§ **EXTRACTED DATA**
● ● ●
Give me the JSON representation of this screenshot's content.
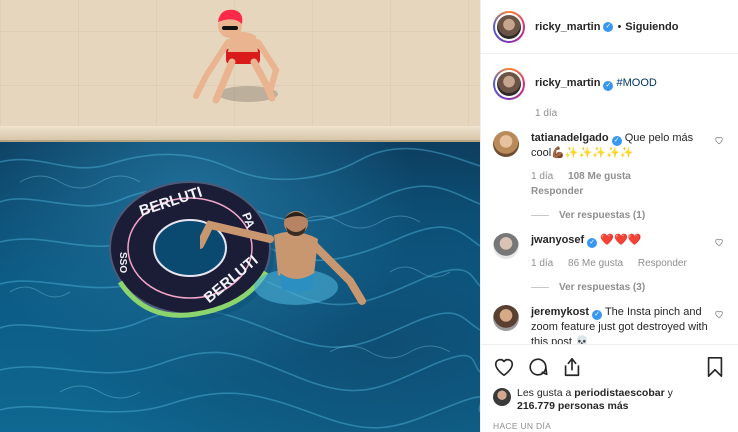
{
  "header": {
    "username": "ricky_martin",
    "separator": "•",
    "follow_status": "Siguiendo"
  },
  "caption": {
    "username": "ricky_martin",
    "text": "#MOOD",
    "time": "1 día"
  },
  "comments": [
    {
      "username": "tatianadelgado",
      "verified": true,
      "text": "Que pelo más cool💪🏾✨✨✨✨✨",
      "time": "1 día",
      "likes": "108 Me gusta",
      "reply": "Responder",
      "view_replies": "Ver respuestas (1)"
    },
    {
      "username": "jwanyosef",
      "verified": true,
      "text": "❤️❤️❤️",
      "time": "1 día",
      "likes": "86 Me gusta",
      "reply": "Responder",
      "view_replies": "Ver respuestas (3)"
    },
    {
      "username": "jeremykost",
      "verified": true,
      "text": "The Insta pinch and zoom feature just got destroyed with this post 💀"
    }
  ],
  "actions": {
    "likes_prefix": "Les gusta a",
    "liked_by": "periodistaescobar",
    "likes_middle": "y",
    "likes_count": "216.779",
    "likes_suffix": "personas más",
    "timestamp": "HACE UN DÍA"
  },
  "photo": {
    "float_text_top": "BERLUTI",
    "float_text_bottom": "BERLUTI",
    "float_text_side": "PA",
    "float_text_left": "SSO"
  },
  "colors": {
    "verified": "#3897f0",
    "hashtag": "#003569",
    "muted": "#8e8e8e",
    "water": "#0b5a84"
  }
}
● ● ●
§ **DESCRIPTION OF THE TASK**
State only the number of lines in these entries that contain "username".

§ **EXPECTED OUTPUT**
5